[Dataset rows for apps and sites]
::::

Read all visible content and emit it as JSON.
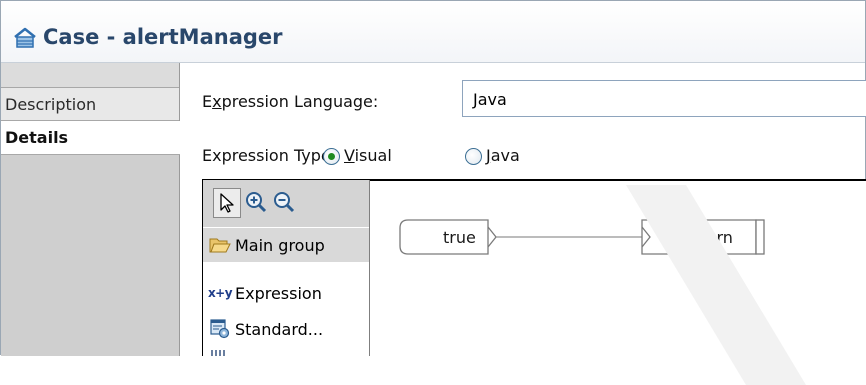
{
  "header": {
    "title": "Case - alertManager",
    "icon": "case-icon"
  },
  "tabs": [
    {
      "label": "Description",
      "selected": false
    },
    {
      "label": "Details",
      "selected": true
    }
  ],
  "expression_language": {
    "label_pre": "E",
    "label_mnemonic": "x",
    "label_post": "pression Language:",
    "value": "Java"
  },
  "expression_type": {
    "label": "Expression Type:",
    "options": [
      {
        "mnemonic": "V",
        "rest": "isual",
        "checked": true
      },
      {
        "mnemonic": "J",
        "rest": "ava",
        "checked": false
      }
    ]
  },
  "palette": {
    "tools": [
      "select-arrow-icon",
      "zoom-in-icon",
      "zoom-out-icon"
    ],
    "items": [
      {
        "label": "Main group",
        "icon": "folder-open-icon"
      },
      {
        "label": "Expression",
        "icon": "x+y"
      },
      {
        "label": "Standard...",
        "icon": "standard-function-icon"
      }
    ]
  },
  "canvas": {
    "nodes": [
      {
        "label": "true"
      },
      {
        "label": "return"
      }
    ]
  },
  "colors": {
    "title": "#29476b",
    "tab_area": "#cfcfcf",
    "radio_dot": "#1f8a1f",
    "field_border": "#8ea4bd"
  }
}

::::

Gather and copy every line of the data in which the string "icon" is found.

-- Answer to the exercise --
    "icon": "case-icon"
      "select-arrow-icon",
      "zoom-in-icon",
      "zoom-out-icon"
        "icon": "folder-open-icon"
        "icon": "x+y"
        "icon": "standard-function-icon"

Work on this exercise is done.